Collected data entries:
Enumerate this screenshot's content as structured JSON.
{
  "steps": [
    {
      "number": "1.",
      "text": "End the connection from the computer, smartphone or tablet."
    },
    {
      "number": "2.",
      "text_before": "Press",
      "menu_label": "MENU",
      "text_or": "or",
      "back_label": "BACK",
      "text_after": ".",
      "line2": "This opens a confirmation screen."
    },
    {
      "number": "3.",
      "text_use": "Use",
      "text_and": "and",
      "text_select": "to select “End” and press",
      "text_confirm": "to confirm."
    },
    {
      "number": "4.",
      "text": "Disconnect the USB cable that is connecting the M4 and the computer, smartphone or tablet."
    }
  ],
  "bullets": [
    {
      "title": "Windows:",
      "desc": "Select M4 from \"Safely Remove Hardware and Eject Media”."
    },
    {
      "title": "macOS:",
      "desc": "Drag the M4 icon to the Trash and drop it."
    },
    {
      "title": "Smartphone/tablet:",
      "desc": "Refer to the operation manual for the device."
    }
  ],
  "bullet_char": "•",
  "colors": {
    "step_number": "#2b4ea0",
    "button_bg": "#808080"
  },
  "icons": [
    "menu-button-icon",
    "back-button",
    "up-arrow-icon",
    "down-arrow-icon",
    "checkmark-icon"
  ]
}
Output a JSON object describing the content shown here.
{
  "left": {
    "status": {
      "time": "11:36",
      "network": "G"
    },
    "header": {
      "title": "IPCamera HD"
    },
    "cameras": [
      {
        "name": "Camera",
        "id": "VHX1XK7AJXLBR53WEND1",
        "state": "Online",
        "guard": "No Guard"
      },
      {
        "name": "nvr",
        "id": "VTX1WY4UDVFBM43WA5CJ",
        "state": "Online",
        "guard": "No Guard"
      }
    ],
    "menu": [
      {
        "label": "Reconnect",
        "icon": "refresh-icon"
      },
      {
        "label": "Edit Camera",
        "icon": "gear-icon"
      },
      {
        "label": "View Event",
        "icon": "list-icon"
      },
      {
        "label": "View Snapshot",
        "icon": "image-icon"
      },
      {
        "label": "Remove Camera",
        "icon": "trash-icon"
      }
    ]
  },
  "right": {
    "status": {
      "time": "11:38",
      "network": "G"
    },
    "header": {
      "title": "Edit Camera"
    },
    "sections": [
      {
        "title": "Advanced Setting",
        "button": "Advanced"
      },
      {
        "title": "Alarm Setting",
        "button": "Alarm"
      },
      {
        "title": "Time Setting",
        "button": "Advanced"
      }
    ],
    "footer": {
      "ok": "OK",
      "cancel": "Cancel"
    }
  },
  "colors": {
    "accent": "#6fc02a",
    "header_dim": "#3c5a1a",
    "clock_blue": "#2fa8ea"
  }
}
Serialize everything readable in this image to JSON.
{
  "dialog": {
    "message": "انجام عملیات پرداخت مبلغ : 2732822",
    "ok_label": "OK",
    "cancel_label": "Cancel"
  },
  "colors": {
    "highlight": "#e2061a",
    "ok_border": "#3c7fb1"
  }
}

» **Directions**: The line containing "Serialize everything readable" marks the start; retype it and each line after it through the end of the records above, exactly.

» **Answer section**:
Serialize everything readable in this image to JSON.
{
  "dialog": {
    "message": "انجام عملیات پرداخت مبلغ : 2732822",
    "ok_label": "OK",
    "cancel_label": "Cancel"
  },
  "colors": {
    "highlight": "#e2061a",
    "ok_border": "#3c7fb1"
  }
}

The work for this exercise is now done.